■ **TO DO**: Where a line contains the word "this", copy that line from the records below.
**** INPUT RECORDS
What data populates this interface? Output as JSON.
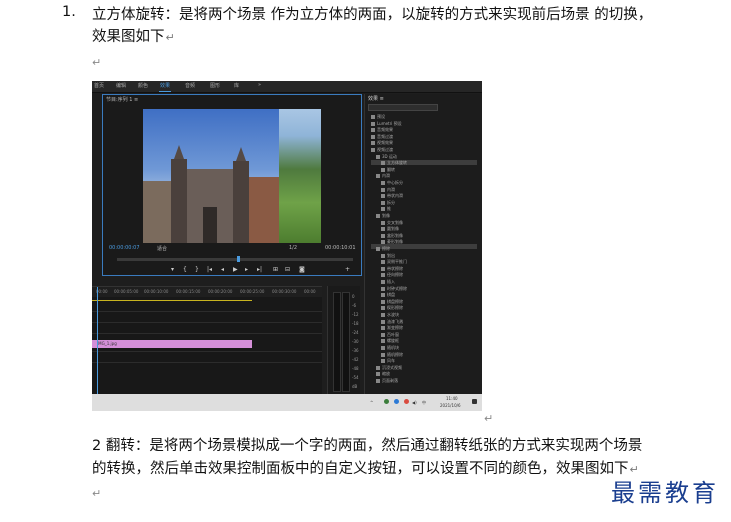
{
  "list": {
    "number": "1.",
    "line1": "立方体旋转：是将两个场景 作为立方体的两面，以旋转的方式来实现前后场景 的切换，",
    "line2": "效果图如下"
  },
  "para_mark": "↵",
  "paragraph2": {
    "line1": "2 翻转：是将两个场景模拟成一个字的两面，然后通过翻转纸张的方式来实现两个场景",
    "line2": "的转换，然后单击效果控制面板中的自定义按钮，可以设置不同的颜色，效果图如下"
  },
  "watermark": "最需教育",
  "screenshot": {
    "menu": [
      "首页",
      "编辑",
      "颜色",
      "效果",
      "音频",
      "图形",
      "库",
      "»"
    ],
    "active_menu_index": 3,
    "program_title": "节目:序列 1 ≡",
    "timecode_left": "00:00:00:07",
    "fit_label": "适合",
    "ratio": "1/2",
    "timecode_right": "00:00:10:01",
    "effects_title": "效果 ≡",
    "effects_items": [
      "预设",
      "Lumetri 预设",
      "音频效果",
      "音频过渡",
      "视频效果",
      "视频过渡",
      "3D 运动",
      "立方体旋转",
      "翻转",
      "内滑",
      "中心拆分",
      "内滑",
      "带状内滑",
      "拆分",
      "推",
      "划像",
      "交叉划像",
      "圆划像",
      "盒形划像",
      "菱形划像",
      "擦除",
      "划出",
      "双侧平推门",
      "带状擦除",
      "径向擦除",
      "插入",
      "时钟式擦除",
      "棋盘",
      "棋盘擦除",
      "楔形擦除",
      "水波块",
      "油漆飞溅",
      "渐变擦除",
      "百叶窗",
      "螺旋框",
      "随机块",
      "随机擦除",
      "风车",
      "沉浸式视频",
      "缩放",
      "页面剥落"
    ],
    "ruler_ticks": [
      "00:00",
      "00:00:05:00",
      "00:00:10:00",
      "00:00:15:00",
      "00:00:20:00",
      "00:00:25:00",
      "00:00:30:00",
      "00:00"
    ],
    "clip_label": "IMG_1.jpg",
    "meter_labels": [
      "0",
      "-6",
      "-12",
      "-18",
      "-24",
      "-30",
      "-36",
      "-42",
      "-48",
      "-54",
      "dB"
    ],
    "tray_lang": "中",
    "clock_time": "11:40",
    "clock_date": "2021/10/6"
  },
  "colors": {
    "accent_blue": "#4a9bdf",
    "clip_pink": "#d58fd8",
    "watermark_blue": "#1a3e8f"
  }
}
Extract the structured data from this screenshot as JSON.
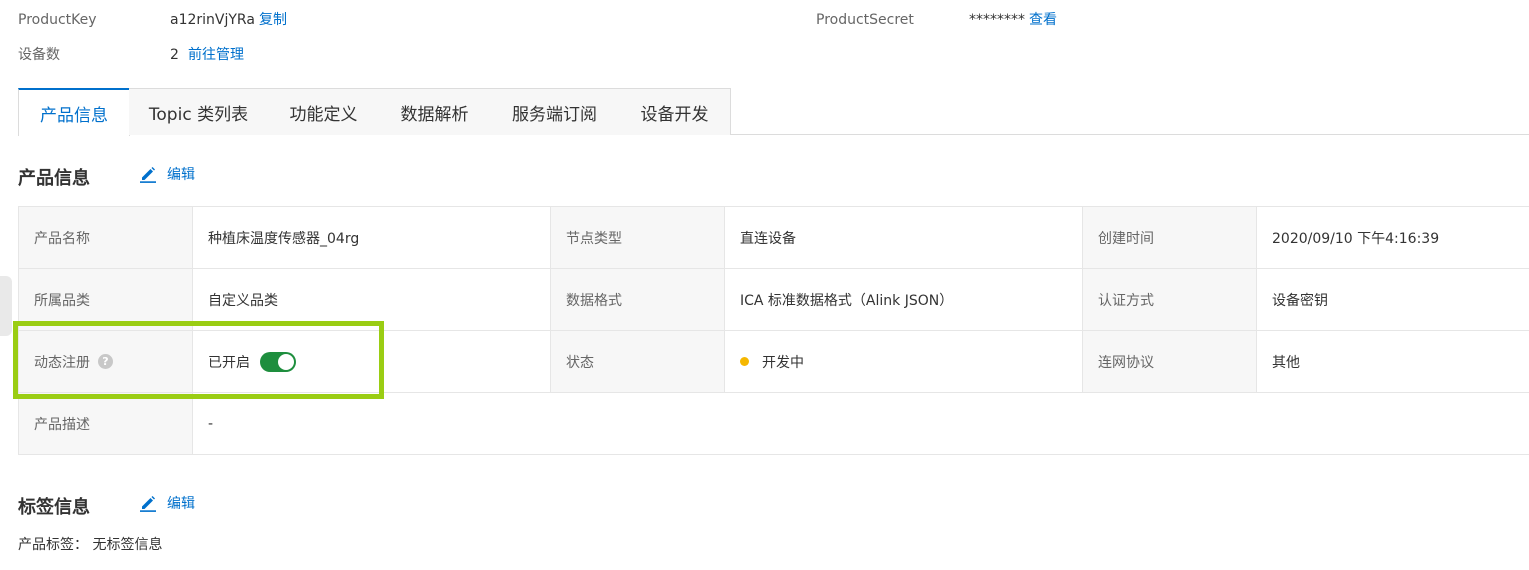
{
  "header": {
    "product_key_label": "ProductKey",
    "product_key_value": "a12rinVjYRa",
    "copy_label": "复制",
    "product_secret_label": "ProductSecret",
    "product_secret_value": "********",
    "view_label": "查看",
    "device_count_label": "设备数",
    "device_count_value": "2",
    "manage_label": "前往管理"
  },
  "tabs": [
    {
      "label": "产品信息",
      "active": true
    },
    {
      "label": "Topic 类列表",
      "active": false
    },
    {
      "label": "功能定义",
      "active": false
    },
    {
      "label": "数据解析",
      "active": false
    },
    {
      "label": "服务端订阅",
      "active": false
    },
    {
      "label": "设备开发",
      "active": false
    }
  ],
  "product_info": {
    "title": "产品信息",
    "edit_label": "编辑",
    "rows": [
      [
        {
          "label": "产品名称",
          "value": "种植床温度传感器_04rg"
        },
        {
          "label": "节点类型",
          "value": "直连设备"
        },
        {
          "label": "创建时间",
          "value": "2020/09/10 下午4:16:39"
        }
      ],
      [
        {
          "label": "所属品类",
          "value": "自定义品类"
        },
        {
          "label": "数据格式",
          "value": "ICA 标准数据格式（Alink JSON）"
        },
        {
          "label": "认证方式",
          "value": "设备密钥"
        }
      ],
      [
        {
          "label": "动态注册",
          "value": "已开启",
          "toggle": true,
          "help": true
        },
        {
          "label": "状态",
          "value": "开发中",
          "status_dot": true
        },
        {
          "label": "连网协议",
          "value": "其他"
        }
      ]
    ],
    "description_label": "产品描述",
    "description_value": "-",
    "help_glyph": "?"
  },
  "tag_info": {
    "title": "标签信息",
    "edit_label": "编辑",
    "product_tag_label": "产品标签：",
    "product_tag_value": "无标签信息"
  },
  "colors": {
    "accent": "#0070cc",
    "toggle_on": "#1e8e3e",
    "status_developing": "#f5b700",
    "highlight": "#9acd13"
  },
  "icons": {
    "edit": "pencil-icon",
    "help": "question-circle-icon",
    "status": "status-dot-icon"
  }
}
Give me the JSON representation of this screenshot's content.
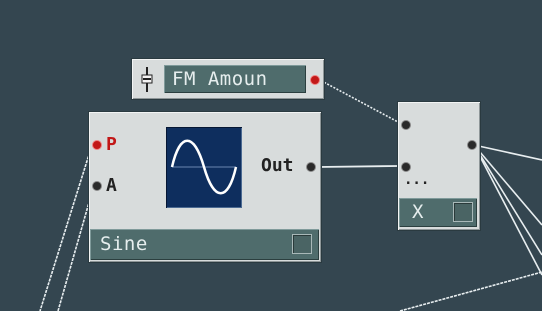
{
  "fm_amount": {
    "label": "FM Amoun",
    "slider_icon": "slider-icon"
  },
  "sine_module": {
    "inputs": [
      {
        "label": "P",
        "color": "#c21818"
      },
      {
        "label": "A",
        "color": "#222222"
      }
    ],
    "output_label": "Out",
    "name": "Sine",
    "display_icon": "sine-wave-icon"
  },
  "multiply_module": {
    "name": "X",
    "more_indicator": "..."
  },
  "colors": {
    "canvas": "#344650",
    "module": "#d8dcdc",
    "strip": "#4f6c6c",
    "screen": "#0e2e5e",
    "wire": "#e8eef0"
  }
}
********
■ **YOUR RESPONSE**:
What data populates this interface? Output as JSON.
Extract the structured data from this screenshot as JSON.
Give me the JSON representation of this screenshot's content.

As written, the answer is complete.